SPIN is a 5-week program in which students are able to immerse themselves in the rich culture of Nepal and to learn anthropological techniques to understand the culture of the people there. Students spend the bulk of their time in locations in Lamjung District, several hours bus ride west of the city of Kathmandu. They engage in projects related to Folmar’s ongoing research on the relationship between various dimensions of identity and mental health, as well as the effects of the 2015 earthquake on mental health. Students learn about Nepalese culture by engaging deeply in it and through home stay. Students live in pairs with families, participating in daily life and conducting research on issues of Dalit status in the caste system and how it is affected by development and the shifting political situation in Nepal. They focus on understanding how health, gender, education and housing are affected by changes in the caste system. While spending most of their time absorbing the culture and conducting research, students will also be taught the basics of Nepali language and are expected to take two courses (ANT 393/394) on Nepalese Culture and Field Method.
European Prehistory and Archaeological Field School in Portugal
Wake Forest University’s Portugal Summer Program is an intensive European prehistory and archaeological field school in which students explore the different regions of Portugal while studying variation in prehistoric human adaptations across past landscapes. The program is based in Rio Maior, a small town situated one hour north of Lisbon in a region known for its diverse biological, geological and cultural resources and rich, well-preserved record of the prehistoric human past.
Hands-on training provided in a wide range of archaeological field skills. Courses include guest lectures and field demonstrations by professional archaeologists. A Wake Forest faculty member certified by the Register of Professional Archaeologists serves as resident professor and travels and stays in Portugal to oversee program academics and teach required course(s). Field work performed by teams of Portuguese and American students.
- Majors in all disciplines are welcome to apply.
- There are no course prerequisites for enrollment.
- All lectures are taught in English.
- Participants must be in good physical health as this course involves hiking, digging, and exertion in warm temperatures.

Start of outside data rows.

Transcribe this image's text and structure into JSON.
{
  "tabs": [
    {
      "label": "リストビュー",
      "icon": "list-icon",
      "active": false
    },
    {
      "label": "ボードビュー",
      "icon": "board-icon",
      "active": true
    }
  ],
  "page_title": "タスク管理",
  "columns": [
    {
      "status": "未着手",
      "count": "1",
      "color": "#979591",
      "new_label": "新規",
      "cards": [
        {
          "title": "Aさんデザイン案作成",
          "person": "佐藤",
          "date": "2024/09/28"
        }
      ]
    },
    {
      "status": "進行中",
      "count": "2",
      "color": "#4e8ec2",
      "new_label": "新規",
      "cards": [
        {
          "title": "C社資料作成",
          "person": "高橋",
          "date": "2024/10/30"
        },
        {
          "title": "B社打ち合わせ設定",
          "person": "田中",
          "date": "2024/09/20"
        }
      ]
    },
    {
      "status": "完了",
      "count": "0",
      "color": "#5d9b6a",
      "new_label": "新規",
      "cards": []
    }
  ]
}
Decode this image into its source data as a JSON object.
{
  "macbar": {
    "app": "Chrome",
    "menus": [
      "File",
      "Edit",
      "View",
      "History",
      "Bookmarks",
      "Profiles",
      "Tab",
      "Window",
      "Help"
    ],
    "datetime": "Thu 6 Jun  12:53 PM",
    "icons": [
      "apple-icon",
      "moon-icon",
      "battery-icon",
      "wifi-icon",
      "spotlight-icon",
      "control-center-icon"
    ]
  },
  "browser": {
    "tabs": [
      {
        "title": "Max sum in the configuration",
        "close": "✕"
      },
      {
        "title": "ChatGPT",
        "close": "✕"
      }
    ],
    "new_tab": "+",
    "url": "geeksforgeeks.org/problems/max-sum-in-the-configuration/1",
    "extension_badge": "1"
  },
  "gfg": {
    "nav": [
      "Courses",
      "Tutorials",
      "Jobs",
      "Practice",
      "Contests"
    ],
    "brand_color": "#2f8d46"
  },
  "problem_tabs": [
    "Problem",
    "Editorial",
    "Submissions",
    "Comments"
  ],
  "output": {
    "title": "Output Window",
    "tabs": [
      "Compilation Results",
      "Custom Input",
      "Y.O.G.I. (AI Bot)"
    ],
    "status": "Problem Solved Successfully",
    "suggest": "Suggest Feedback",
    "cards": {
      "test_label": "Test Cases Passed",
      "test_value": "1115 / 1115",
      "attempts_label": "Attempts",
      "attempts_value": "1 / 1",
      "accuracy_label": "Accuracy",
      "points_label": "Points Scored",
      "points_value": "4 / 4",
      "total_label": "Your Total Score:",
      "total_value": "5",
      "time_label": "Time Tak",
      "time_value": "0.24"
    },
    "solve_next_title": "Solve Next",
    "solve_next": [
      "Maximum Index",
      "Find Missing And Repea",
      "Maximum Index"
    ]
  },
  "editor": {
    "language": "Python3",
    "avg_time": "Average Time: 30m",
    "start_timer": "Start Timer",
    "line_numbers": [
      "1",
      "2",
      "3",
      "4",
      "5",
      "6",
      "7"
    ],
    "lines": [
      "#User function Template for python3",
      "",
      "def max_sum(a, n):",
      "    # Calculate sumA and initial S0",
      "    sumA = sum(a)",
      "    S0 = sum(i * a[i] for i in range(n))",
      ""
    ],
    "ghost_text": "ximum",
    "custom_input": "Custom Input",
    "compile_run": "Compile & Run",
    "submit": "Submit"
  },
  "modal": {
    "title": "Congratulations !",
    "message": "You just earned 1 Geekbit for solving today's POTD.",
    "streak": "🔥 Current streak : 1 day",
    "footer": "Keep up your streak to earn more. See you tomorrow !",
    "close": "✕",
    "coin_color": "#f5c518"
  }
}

The European Prehistory and Archaeological Field School in Portugal is organized and led by Dr. Paul Thacker, AssociateProfessor and Director of the Archaeology Laboratories at Wake Forest University.
The Wake Forest Field Program in Anthropological Archaeology is an intensive 4-week summer course in which students have the opportunity to learn archaeological field methods and the prehistory and history of North Carolina at a variety of sites that vary in function and time period. Potential sites include Archaic (~2000 BC) hunting and tool production camps, Late Woodland (~AD 1400) villages, and historic (late 1700s and early 1800s) homesteads.
Students learn survey and excavation techniques, and they receive training in modern equipment, such as GPS and total stations. The course is conducted in conjunction with the instructor’s active research, so the students are contributing directly to our knowledge of the past while learning. During the course of the program, students also have the opportunity to visit important regional archaeological and historic sites, attend lectures and site tours from guest speakers and archaeologists, and visit Cherokee to learn about their native archaeology program and Cherokee culture history.
The Field Program in North Carolina Archaeology is organized and taught by Dr. Eric Jones, Assistant Professor of Anthropology and Director of the Anthropological Geographic Information Systems (AGIS) Laboratory.
For more information contact: